Cupriavidus metallidurans strains, which belong to the Burkholderiacea family and are characterized by multiple metal resistances, have been mostly isolated from industrial sites linked to mining, metallurgic and chemical industries. These strains are often typified by their large arsenal of mobile genetic elements (plasmids, transposons, genomic islands) that carry determinants allowing the strains to specifically adapt to their environment. For example, C. metallidurans type strain CH34 carries many determinants for metal resistance on its megaplasmids pMOL28 and pMOL30. Interestingly, while they often thrive in oligotrophic niches like industrial sites but also water systems (such as drinking water systems and even spent nuclear fuel pools), Cupriavidus isolates are increasingly being recovered from medically-relevant sources.

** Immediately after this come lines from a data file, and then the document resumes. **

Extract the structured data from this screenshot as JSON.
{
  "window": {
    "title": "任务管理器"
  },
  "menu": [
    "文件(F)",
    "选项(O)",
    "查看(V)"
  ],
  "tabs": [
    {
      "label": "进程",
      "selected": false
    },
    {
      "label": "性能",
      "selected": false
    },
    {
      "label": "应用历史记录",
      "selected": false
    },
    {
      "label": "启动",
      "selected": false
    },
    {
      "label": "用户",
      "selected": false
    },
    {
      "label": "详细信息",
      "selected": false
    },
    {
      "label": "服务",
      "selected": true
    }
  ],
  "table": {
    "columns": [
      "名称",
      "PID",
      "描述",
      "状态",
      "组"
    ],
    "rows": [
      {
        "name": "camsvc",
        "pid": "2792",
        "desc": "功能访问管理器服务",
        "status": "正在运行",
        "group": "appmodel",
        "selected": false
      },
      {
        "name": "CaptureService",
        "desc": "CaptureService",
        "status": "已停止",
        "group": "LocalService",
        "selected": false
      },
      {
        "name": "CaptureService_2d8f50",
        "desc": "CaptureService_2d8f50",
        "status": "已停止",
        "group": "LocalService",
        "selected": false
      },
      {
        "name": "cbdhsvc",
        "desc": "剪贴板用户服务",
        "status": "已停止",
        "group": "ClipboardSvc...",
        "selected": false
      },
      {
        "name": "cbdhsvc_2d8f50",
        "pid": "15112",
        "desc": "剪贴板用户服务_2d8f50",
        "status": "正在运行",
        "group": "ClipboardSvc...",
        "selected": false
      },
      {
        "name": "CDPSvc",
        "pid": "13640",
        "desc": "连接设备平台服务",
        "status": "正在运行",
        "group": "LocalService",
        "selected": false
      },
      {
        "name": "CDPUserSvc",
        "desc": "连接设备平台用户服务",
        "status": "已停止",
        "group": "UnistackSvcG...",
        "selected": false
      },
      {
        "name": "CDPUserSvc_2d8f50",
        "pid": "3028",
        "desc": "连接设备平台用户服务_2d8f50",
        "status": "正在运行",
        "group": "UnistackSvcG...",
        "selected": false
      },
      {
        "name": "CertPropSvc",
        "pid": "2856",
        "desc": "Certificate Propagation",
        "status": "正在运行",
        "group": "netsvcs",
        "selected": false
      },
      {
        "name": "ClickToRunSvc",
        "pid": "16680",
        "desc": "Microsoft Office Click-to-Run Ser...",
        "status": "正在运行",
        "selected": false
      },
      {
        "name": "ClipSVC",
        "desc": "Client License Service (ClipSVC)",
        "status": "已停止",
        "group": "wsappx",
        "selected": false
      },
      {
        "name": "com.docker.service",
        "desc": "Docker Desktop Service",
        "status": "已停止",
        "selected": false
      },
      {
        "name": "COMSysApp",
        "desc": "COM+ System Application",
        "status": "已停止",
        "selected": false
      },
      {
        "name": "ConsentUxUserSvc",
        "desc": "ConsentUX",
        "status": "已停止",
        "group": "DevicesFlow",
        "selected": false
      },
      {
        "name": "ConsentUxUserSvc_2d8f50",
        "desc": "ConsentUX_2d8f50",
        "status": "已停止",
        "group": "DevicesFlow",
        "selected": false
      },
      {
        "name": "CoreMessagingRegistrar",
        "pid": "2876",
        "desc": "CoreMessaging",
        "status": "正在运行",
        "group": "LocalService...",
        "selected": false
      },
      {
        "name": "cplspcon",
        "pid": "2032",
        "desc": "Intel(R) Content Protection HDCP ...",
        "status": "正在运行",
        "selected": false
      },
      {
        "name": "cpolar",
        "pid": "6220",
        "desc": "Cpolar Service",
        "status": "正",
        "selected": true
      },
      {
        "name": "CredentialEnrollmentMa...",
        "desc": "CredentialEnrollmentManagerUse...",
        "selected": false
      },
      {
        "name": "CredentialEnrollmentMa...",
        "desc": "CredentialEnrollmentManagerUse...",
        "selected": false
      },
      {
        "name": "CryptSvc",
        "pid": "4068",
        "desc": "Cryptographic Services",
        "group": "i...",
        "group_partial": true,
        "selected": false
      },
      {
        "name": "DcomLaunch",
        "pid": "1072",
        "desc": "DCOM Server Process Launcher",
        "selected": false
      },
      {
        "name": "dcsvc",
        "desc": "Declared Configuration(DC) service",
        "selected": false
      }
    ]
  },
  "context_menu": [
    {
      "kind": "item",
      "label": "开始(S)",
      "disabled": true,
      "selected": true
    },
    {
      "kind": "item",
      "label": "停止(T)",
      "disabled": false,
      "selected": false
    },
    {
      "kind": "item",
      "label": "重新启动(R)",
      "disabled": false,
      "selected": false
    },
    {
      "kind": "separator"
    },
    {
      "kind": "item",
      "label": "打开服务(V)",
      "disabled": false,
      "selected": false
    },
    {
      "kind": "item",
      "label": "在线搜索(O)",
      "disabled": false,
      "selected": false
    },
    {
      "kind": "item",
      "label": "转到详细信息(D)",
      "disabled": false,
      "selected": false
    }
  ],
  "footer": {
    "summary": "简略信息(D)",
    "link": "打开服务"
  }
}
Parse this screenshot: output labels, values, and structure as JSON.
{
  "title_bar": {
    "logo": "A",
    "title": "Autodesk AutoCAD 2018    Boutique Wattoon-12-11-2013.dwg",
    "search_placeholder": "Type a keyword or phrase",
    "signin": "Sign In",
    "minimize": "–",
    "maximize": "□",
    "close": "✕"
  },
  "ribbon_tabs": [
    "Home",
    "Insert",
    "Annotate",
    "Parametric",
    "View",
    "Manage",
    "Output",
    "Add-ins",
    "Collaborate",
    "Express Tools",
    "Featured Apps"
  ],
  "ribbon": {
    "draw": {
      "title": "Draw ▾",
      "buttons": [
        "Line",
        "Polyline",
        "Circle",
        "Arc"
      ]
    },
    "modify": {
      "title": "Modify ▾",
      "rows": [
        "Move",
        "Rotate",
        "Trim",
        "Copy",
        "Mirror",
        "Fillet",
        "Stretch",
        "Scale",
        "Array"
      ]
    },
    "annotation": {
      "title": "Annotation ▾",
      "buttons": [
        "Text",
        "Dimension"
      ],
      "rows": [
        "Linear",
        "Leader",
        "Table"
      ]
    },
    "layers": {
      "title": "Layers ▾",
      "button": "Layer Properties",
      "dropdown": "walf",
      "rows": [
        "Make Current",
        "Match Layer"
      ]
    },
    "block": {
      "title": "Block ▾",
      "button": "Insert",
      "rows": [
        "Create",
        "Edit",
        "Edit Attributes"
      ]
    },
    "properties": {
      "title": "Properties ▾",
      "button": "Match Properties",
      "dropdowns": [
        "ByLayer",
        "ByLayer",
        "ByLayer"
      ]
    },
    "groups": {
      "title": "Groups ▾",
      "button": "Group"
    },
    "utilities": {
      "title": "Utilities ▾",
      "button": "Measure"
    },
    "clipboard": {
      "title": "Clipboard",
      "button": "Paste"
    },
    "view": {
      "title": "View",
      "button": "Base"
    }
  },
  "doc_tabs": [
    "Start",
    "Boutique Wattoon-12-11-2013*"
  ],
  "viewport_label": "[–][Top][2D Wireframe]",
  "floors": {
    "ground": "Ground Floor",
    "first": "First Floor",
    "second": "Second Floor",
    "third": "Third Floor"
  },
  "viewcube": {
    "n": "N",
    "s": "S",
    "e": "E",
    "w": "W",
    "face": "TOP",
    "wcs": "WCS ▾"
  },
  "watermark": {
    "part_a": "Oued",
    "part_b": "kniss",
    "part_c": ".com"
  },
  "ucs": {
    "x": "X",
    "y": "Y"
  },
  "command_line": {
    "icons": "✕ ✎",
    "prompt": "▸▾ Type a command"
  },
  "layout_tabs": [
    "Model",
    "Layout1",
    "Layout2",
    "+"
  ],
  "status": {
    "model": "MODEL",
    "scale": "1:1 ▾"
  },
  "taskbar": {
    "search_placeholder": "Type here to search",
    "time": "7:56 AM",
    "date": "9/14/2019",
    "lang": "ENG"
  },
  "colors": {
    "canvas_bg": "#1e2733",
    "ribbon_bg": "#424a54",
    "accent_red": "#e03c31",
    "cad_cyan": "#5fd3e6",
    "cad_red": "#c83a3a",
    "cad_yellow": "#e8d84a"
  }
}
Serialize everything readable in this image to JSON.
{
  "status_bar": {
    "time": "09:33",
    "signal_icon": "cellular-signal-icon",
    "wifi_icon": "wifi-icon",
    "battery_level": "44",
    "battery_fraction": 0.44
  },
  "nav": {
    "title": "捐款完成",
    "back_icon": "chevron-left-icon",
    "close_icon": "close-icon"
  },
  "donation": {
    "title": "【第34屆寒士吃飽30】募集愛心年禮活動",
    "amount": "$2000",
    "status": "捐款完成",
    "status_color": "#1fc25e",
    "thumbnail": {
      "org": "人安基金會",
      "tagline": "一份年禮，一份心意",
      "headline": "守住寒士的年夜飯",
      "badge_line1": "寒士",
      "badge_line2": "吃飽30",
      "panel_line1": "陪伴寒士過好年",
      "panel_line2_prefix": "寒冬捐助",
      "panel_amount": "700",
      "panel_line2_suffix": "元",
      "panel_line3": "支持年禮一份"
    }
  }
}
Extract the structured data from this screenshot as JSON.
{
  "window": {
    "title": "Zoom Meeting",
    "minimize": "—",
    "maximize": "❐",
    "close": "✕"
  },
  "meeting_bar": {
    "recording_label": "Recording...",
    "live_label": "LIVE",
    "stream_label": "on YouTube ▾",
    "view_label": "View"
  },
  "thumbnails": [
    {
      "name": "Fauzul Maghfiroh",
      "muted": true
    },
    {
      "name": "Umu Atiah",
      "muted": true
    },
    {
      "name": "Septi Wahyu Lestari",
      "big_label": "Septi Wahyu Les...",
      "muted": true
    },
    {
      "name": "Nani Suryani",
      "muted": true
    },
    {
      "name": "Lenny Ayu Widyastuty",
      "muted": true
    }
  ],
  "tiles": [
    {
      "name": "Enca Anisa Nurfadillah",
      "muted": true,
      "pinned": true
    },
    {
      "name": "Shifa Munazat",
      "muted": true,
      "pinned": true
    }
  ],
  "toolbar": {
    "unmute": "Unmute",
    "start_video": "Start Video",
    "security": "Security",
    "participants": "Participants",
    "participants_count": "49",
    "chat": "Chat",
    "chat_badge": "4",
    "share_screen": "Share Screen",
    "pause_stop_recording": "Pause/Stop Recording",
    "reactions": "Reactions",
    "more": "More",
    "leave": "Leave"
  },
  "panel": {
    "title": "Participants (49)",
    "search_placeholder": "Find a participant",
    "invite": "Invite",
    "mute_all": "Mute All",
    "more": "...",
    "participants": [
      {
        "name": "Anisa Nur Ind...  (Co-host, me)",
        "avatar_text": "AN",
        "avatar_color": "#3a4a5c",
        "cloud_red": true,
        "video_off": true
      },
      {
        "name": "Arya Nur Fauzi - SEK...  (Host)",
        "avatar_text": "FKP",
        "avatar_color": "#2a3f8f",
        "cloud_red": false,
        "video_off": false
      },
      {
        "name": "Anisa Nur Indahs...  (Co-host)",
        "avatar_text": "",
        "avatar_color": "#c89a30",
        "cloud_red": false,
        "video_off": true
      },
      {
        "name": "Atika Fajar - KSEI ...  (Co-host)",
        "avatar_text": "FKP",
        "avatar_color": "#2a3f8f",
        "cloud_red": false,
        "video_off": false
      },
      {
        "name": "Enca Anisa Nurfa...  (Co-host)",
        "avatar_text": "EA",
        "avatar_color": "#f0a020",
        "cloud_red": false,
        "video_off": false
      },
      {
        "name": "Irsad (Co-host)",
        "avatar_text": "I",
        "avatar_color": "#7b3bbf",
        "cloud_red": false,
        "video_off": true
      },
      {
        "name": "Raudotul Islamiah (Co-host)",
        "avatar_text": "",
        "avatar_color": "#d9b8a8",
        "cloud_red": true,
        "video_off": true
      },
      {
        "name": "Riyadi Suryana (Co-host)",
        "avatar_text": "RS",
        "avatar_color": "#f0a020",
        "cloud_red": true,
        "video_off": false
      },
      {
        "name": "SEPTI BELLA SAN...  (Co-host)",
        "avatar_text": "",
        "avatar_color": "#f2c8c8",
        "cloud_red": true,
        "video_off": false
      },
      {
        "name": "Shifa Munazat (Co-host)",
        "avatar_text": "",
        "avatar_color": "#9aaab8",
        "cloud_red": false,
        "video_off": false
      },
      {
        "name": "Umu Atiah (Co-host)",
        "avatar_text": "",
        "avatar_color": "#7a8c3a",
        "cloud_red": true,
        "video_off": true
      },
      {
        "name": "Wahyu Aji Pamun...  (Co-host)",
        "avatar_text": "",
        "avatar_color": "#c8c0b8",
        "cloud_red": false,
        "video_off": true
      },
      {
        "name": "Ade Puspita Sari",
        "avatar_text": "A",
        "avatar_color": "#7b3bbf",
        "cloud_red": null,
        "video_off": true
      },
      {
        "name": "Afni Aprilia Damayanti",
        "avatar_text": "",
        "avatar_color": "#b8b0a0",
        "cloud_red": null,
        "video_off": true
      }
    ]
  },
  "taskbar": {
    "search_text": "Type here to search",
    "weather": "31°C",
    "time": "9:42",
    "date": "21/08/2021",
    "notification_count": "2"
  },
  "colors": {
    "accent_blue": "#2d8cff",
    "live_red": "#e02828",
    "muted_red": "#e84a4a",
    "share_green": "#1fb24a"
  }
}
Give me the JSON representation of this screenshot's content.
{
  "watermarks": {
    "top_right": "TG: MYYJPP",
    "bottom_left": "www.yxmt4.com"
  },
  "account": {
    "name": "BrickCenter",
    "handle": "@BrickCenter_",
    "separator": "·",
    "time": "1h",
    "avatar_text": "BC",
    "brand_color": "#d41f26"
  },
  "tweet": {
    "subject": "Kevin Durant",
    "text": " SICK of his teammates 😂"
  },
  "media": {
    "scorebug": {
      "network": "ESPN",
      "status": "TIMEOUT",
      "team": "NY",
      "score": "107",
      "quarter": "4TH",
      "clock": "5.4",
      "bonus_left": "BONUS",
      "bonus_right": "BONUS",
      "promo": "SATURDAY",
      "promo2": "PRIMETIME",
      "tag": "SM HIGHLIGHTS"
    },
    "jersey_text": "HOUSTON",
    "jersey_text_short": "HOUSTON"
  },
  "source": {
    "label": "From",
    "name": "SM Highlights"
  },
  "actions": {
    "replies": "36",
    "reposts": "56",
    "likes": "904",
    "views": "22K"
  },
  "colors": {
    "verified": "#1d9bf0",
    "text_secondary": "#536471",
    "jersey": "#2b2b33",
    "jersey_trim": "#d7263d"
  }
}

Studies at SCK•CEN underscored the rapid evolution of C. metallidurans strains towards significantly increased metal resistance. Surprisingly, the canonical mechanisms did not participate in this adaptive evolution. In contrast, a novel and unique resistance mechanism, involving an uncharacterized small periplasmic protein, was discovered. This small protein belongs to a group of ca. 20 homologous proteins distributed over the C. metallidurans genome. Other members of this group are transcriptionally induced by different metals or other stressors like oxidative stress and ionizing radiation, suggesting they may participate in specific stress response strategies of the cell.